Stock Option Taxation
Today, more and more companies are issuing stock options to their employees because this ties employee compensation to the success of the company. I am going to cover the basic taxation of two standard types of options: Incentive Stock Options or ISOs and Nonqualified Stock Options.
The main advantage of an ISO is favorable tax treatment; however, there are holding period requirements which must be met. An employee must sell the stock at least two years from the date of grant and one year from the date of exercise in order to have long-term capital treatment on the appreciation. Furthermore, there are Alternative Minimum Tax adjustments at date of exercise and date of sale.
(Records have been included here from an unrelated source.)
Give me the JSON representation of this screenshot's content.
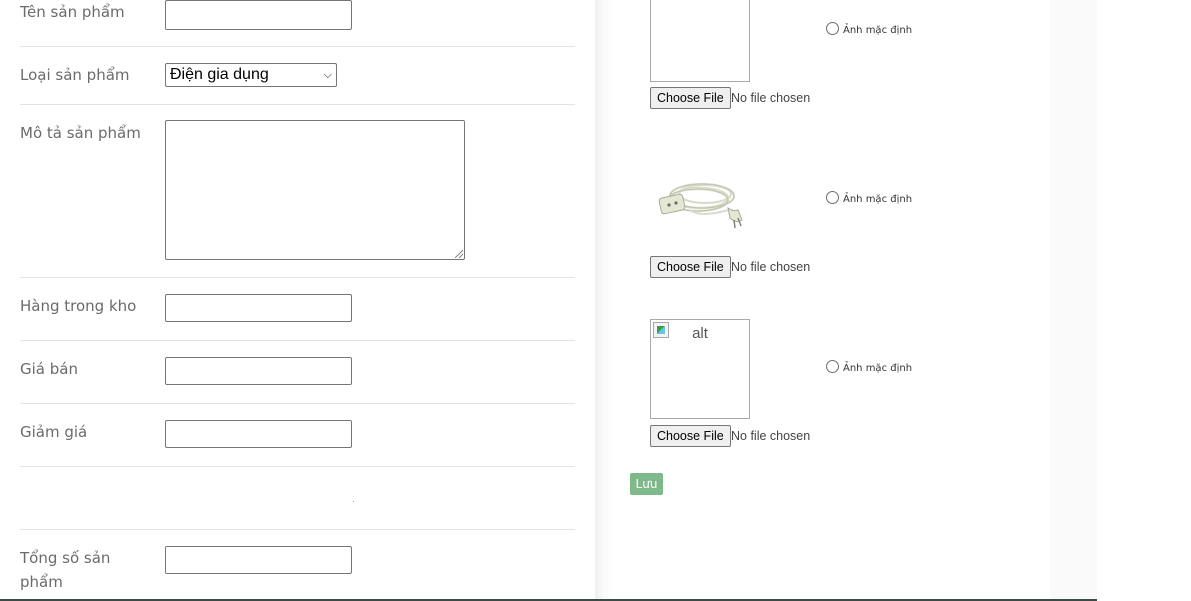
{
  "form": {
    "product_name_label": "Tên sản phẩm",
    "product_name_value": "",
    "product_type_label": "Loại sản phẩm",
    "product_type_selected": "Điện gia dụng",
    "description_label": "Mô tả sản phẩm",
    "description_value": "",
    "stock_label": "Hàng trong kho",
    "stock_value": "",
    "price_label": "Giá bán",
    "price_value": "",
    "discount_label": "Giảm giá",
    "discount_value": "",
    "total_label_line1": "Tổng số sản",
    "total_label_line2": "phẩm",
    "total_value": ""
  },
  "images": {
    "slots": [
      {
        "choose_label": "Choose File",
        "file_status": "No file chosen",
        "radio_label": "Ảnh mặc định",
        "preview": "empty"
      },
      {
        "choose_label": "Choose File",
        "file_status": "No file chosen",
        "radio_label": "Ảnh mặc định",
        "preview": "extension-cord-photo"
      },
      {
        "choose_label": "Choose File",
        "file_status": "No file chosen",
        "radio_label": "Ảnh mặc định",
        "preview": "broken-image",
        "alt_text": "alt"
      }
    ],
    "save_label": "Lưu"
  },
  "colors": {
    "save_button": "#7fb88a",
    "field_border": "#767676",
    "label_text": "#6b6b6b"
  }
}
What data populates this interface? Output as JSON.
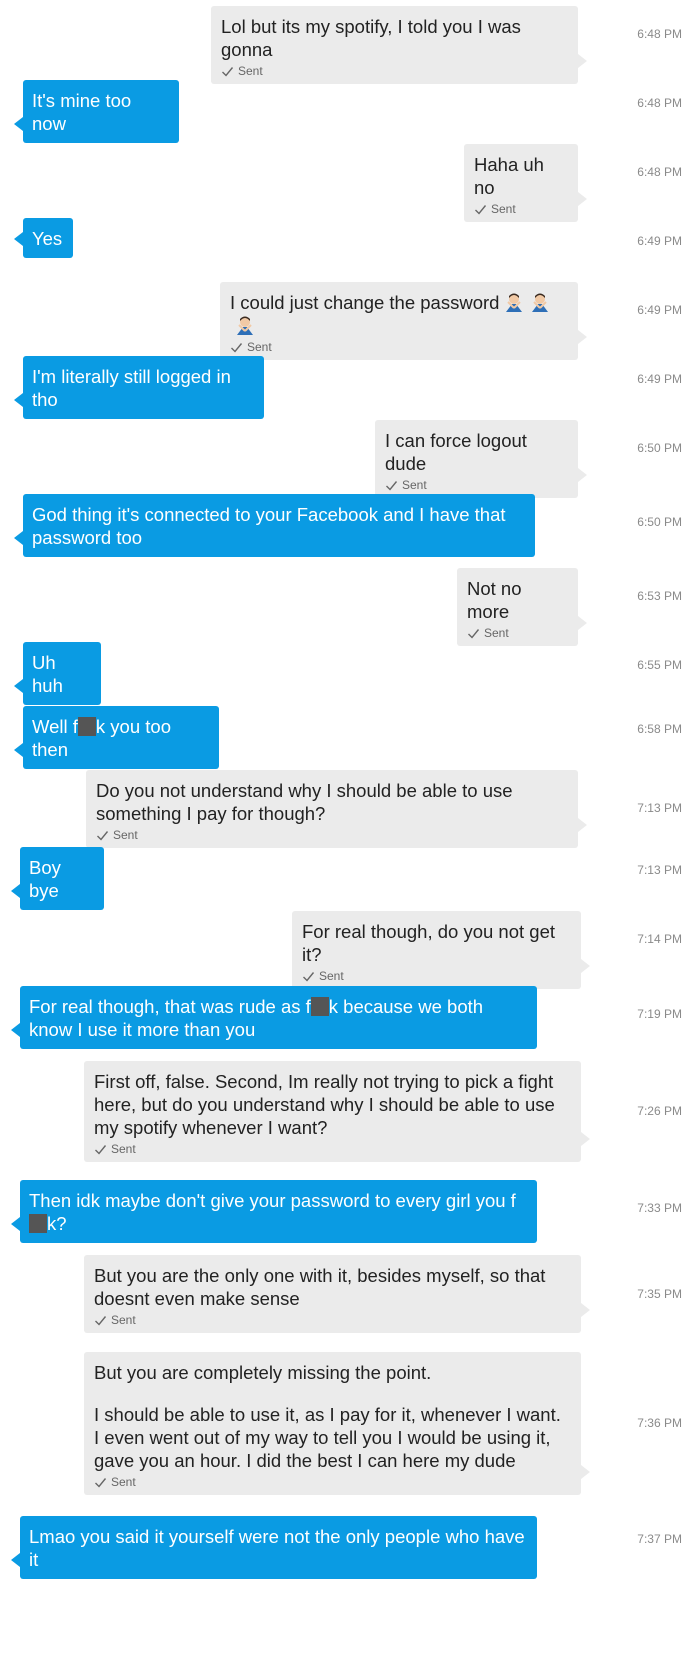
{
  "conversation": {
    "status_label": "Sent",
    "messages": [
      {
        "dir": "out",
        "text": "Lol but its my spotify, I told you I was gonna",
        "time": "6:48 PM"
      },
      {
        "dir": "in",
        "text": "It's mine too now",
        "time": "6:48 PM"
      },
      {
        "dir": "out",
        "text": "Haha uh no",
        "time": "6:48 PM"
      },
      {
        "dir": "in",
        "text": "Yes",
        "time": "6:49 PM"
      },
      {
        "dir": "out",
        "text": "I could just change the password",
        "emoji": "man-gesturing-no-emoji",
        "time": "6:49 PM"
      },
      {
        "dir": "in",
        "text": "I'm literally still logged in tho",
        "time": "6:49 PM"
      },
      {
        "dir": "out",
        "text": "I can force logout dude",
        "time": "6:50 PM"
      },
      {
        "dir": "in",
        "text": "God thing it's connected to your Facebook and I have that password too",
        "time": "6:50 PM"
      },
      {
        "dir": "out",
        "text": "Not no more",
        "time": "6:53 PM"
      },
      {
        "dir": "in",
        "text": "Uh huh",
        "time": "6:55 PM"
      },
      {
        "dir": "in",
        "text_before": "Well f",
        "text_after": "k you too then",
        "time": "6:58 PM"
      },
      {
        "dir": "out",
        "text": "Do you not understand why I should be able to use something I pay for though?",
        "time": "7:13 PM"
      },
      {
        "dir": "in",
        "text": "Boy bye",
        "time": "7:13 PM"
      },
      {
        "dir": "out",
        "text": "For real though, do you not get it?",
        "time": "7:14 PM"
      },
      {
        "dir": "in",
        "text_before": "For real though, that was rude as f",
        "text_after": "k because we both know I use it more than you",
        "time": "7:19 PM"
      },
      {
        "dir": "out",
        "text": "First off, false. Second, Im really not trying to pick a fight here, but do you understand why I should be able to use my spotify whenever I want?",
        "time": "7:26 PM"
      },
      {
        "dir": "in",
        "text_before": "Then idk maybe don't give your password to every girl you f",
        "text_after": "k?",
        "time": "7:33 PM"
      },
      {
        "dir": "out",
        "text": "But you are the only one with it, besides myself, so that doesnt even make sense",
        "time": "7:35 PM"
      },
      {
        "dir": "out",
        "text": "But you are completely missing the point.",
        "text2": "I should be able to use it, as I pay for it, whenever I want. I even went out of my way to tell you I would be using it, gave you an hour. I did the best I can here my dude",
        "time": "7:36 PM"
      },
      {
        "dir": "in",
        "text": "Lmao you said it yourself were not the only people who have it",
        "time": "7:37 PM"
      }
    ]
  },
  "icons": {
    "status": "check-icon",
    "redaction": "redaction-box"
  },
  "colors": {
    "incoming_bubble": "#0a9be3",
    "outgoing_bubble": "#ebebeb",
    "timestamp": "#8a8a8a"
  }
}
For example, let’s say 1,000 ISOs are granted with an exercise price of $10. As long as this is higher than the fair market value of the stock, there will be no taxable income at the date of grant. The employee waits one year to exercise the ISOs while the stock is at $20 resulting in an AMT adjustment of $10,000. One year from the date of exercise, the employee can sell those shares at $30 a share and will receive $20,000 taxed at long-term capital gain tax rates and a negative AMT adjustment of $10,000.
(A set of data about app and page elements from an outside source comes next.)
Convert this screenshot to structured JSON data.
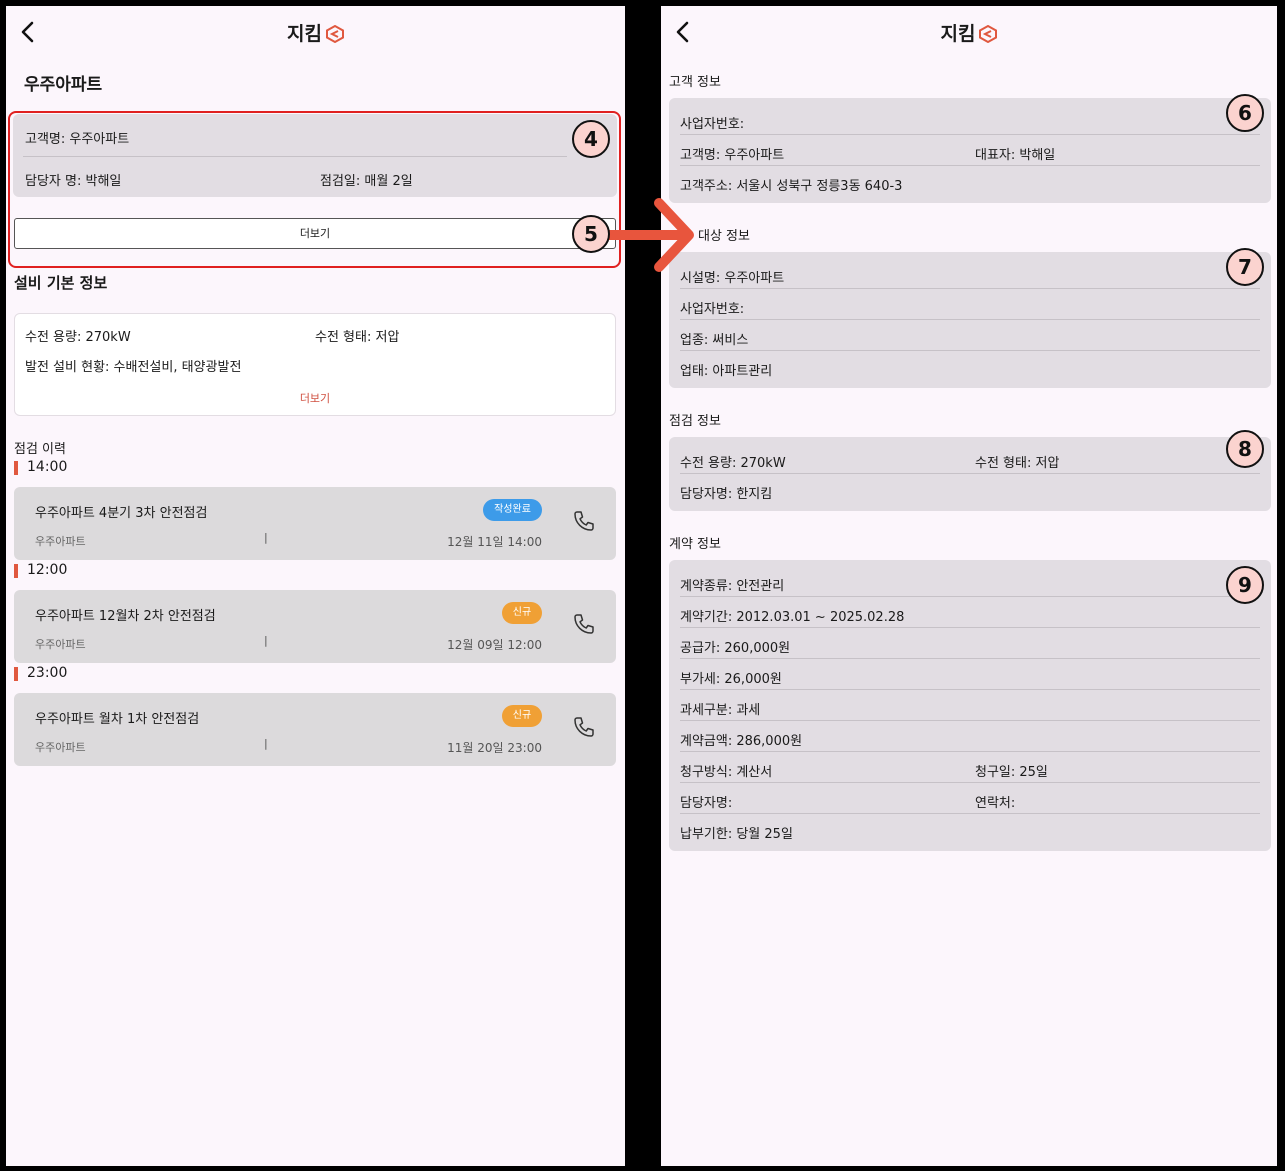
{
  "app": {
    "title": "지킴"
  },
  "left": {
    "page_title": "우주아파트",
    "customer": {
      "name_text": "고객명: 우주아파트",
      "manager_text": "담당자 명: 박해일",
      "inspection_day_text": "점검일: 매월 2일",
      "more_label": "더보기"
    },
    "equipment": {
      "heading": "설비 기본 정보",
      "capacity_text": "수전 용량: 270kW",
      "type_text": "수전 형태: 저압",
      "status_text": "발전 설비 현황: 수배전설비, 태양광발전",
      "more_label": "더보기"
    },
    "history": {
      "heading": "점검 이력",
      "items": [
        {
          "time": "14:00",
          "title": "우주아파트 4분기 3차 안전점검",
          "subtitle": "우주아파트",
          "separator": "|",
          "date": "12월 11일 14:00",
          "badge": "작성완료"
        },
        {
          "time": "12:00",
          "title": "우주아파트 12월차 2차 안전점검",
          "subtitle": "우주아파트",
          "separator": "|",
          "date": "12월 09일 12:00",
          "badge": "신규"
        },
        {
          "time": "23:00",
          "title": "우주아파트 월차 1차 안전점검",
          "subtitle": "우주아파트",
          "separator": "|",
          "date": "11월 20일 23:00",
          "badge": "신규"
        }
      ]
    }
  },
  "right": {
    "customer_info": {
      "heading": "고객 정보",
      "business_no": "사업자번호:",
      "name": "고객명: 우주아파트",
      "representative": "대표자: 박해일",
      "address": "고객주소: 서울시 성북구 정릉3동 640-3"
    },
    "facility_info": {
      "heading": "대상 정보",
      "facility_name": "시설명: 우주아파트",
      "business_no": "사업자번호:",
      "industry": "업종: 써비스",
      "business_type": "업태: 아파트관리"
    },
    "inspection_info": {
      "heading": "점검 정보",
      "capacity": "수전 용량: 270kW",
      "type": "수전 형태: 저압",
      "manager": "담당자명: 한지킴"
    },
    "contract_info": {
      "heading": "계약 정보",
      "contract_type": "계약종류:  안전관리",
      "period": "계약기간: 2012.03.01 ~ 2025.02.28",
      "supply_price": "공급가:  260,000원",
      "vat": "부가세:  26,000원",
      "tax_class": "과세구분:  과세",
      "amount": "계약금액: 286,000원",
      "billing_method": "청구방식: 계산서",
      "billing_day": "청구일: 25일",
      "manager": "담당자명:",
      "contact": "연락처:",
      "payment_deadline": "납부기한: 당월 25일"
    }
  },
  "annotations": {
    "n4": "4",
    "n5": "5",
    "n6": "6",
    "n7": "7",
    "n8": "8",
    "n9": "9"
  },
  "colors": {
    "accent": "#e0583f",
    "badge_done": "#3d9be9",
    "badge_new": "#f0a035",
    "highlight": "#e02020"
  }
}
If the holding period requirements are not met, the sale is known as a disqualifying disposition and any appreciation is taxed at ordinary income tax rates and the AMT adjustment is reversed.
This is essentially how a Nonqualified Stock Option functions. There is no holding period requirement thus all appreciation is taxed at ordinary income tax rates and there are no AMT adjustments.
While the preferential tax treatment of ISOs is attractive, there are many factors to consider such as cash required up front to purchase the options, the AMT adjustment potentially resulting in higher taxes in one year and uncertainty of the stock price after the holding period requirement. I encourage you to reach out to a financial advisor or tax professional about your individual situation.